Riding with Gwenllian were her eldest sons, Morgan and Maelgwn...both in their late teens.
One account relates
that Gwenllian was approached by Gruffudd ap Llewelyn ap Gwrgan, a man descended from the ancient Deisi tribe which had ruled
Cydweli for over 500 years before Hywel Dda had subsumed it into Deheubarth. This Gruffudd was an experienced field
general, and offered his skills and services to her enthusiastic but amateur soldiers. When she refused to give him
a command position in her army, or to meet his required compensation requests, he went straight to the camp of Maurice
of London with the same offer. Fresh from a battlefield loss, Maurice was not too proud to accept the offer and made
him the field general of his troops.
On a field about a mile
and a half north of Kidwelly, on the west bank of the Gwendrath Fach river, the two armies clashed. Not only were the
Welsh routed, but both Gwenllian and her son, Morgan, were killed. Her other son was captured and never heard from again.
To this day, the battlefield is known as Maes Gwenllian...Gwenllian's Field.
Our last notice
of Gruffudd ap Rhys finds him not in Deheubarth, but with Owain Gwynedd and
Cadwaladr in their renewed assault on Ceredigion late in 1136. According to Florence of Worcester, he took another

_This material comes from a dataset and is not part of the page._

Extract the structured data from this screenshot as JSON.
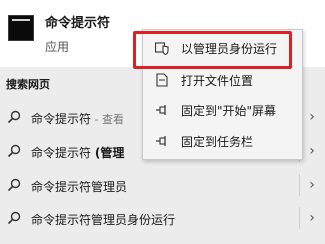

wife following the death of Gwenllian but was killed by her treachery in 1137. And far from reestablishing his father's
old kingdom of Deheubarth, Gruffudd ap Rhys is said to have held only the single commote of Caeo in Cantref Mawr when he died.
His only "reward" for assisting his Gwynedd in-laws seems to have been the betrothal of his eldest living son, Anarawd, to
a daughter of Owain Gwynedd. That marriage never occurred....both were too young at the time....because Anarawd
was slain in 1143.